merlin_136555428_7439ba87-4dca-4559-902b-cfab0f5b22af-master768In the article, As Dust Settles from U.S. Airstrikes, Syria Faces Same Questions, Ben Hubbard writes about the aftermath of Trumps decision to launch missile strikes against the Syrian government.

For several years, Syrian citizens have suffered in their battle for change in opposition to their President Bashar al-Assad. Because of recent chemical attacks on civilians in Syria, killing 70 and leaving 500 people with chemical symptoms, the United States, U.K., and France attacked chemical weapons sites on April 14, 2018 to prevent further attacks. The U.S. said three areas were targeted; research facilities, storage facilities and more remote areas that were suspected to hold the nerve agent sarin. Many believe this was a way for the United States to deter any further interactions with Syria as President Trump previously stated, “No amount of American blood or treasure can produce lasting peace and security on the Middle East”. The aftermath of these strikes has only left anti-government activists in Syria wondering what’s next; with Trump stating, “mission accomplished” and Mr. Assad moving forward, many civilians aren’t very hopeful of anything changing soon.

After learning about the chemical attack, this intrigued me to learn more about Trumps stance on the incidence as well as the on-going war in Syria. I learned the significance of the situation as there is some controversy about bombing another country without approval of congress, as several believe this is unconstitutional.
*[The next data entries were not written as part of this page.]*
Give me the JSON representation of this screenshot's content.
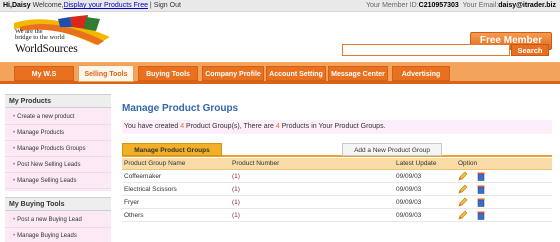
{
  "topbar": {
    "greeting": "Hi,Daisy",
    "welcome": " Welcome,",
    "display_link": "Display your Products Free",
    "sign_out": " | Sign Out",
    "member_id_label": "Your Member ID:",
    "member_id": "C210957303",
    "email_label": "Your Email:",
    "email": "daisy@itrader.biz"
  },
  "logo": {
    "tagline_1": "We are the",
    "tagline_2": "bridge to the world",
    "brand": "WorldSources"
  },
  "header": {
    "free_member": "Free Member",
    "search_placeholder": "",
    "search_button": "Search"
  },
  "nav": {
    "tabs": [
      {
        "label": "My W.S"
      },
      {
        "label": "Selling Tools",
        "active": true
      },
      {
        "label": "Buying Tools"
      },
      {
        "label": "Company Profile"
      },
      {
        "label": "Account Setting"
      },
      {
        "label": "Message Center"
      },
      {
        "label": "Advertising"
      }
    ]
  },
  "sidebar": {
    "sections": [
      {
        "title": "My Products",
        "items": [
          "Create a new product",
          "Manage Products",
          "Manage Products Groups",
          "Post New Selling Leads",
          "Manage Selling Leads"
        ]
      },
      {
        "title": "My Buying Tools",
        "items": [
          "Post a new Buying Lead",
          "Manage Buying Leads"
        ]
      }
    ]
  },
  "main": {
    "title": "Manage Product Groups",
    "summary_1": "You have created ",
    "summary_groups": "4",
    "summary_2": " Product Group(s), There are ",
    "summary_products": "4",
    "summary_3": " Products in Your Product Groups.",
    "tab_active": "Manage Product Groups",
    "tab_add": "Add a New Product Group",
    "columns": [
      "Product Group Name",
      "Product Number",
      "Latest Update",
      "Option"
    ],
    "rows": [
      {
        "name": "Coffeemaker",
        "number": "(1)",
        "date": "09/09/03"
      },
      {
        "name": "Electrical Scissors",
        "number": "(1)",
        "date": "09/09/03"
      },
      {
        "name": "Fryer",
        "number": "(1)",
        "date": "09/09/03"
      },
      {
        "name": "Others",
        "number": "(1)",
        "date": "09/09/03"
      }
    ]
  },
  "colors": {
    "accent": "#e8701f",
    "nav_bg": "#f4a35a",
    "title_blue": "#3366aa",
    "sidebar_pink": "#fbe9f6"
  }
}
Although not mainstream controversy in social media, I found this important as several individuals have noted that congress may not be intervening as much as they should.

With Syria I learned this has been a seven-year on-going civil war, with civilians suffering massively. Although a complicated situation, I do believe what Trump did was progressive in the fact that was his only choice. The only way Syria could be “fixed” would involve a settlement between Russia and the United States, something that would take a lot of diplomatic effort from the Trump administration. Because this would be a hard decision for any president I don’t see this happening anytime soon with our current president.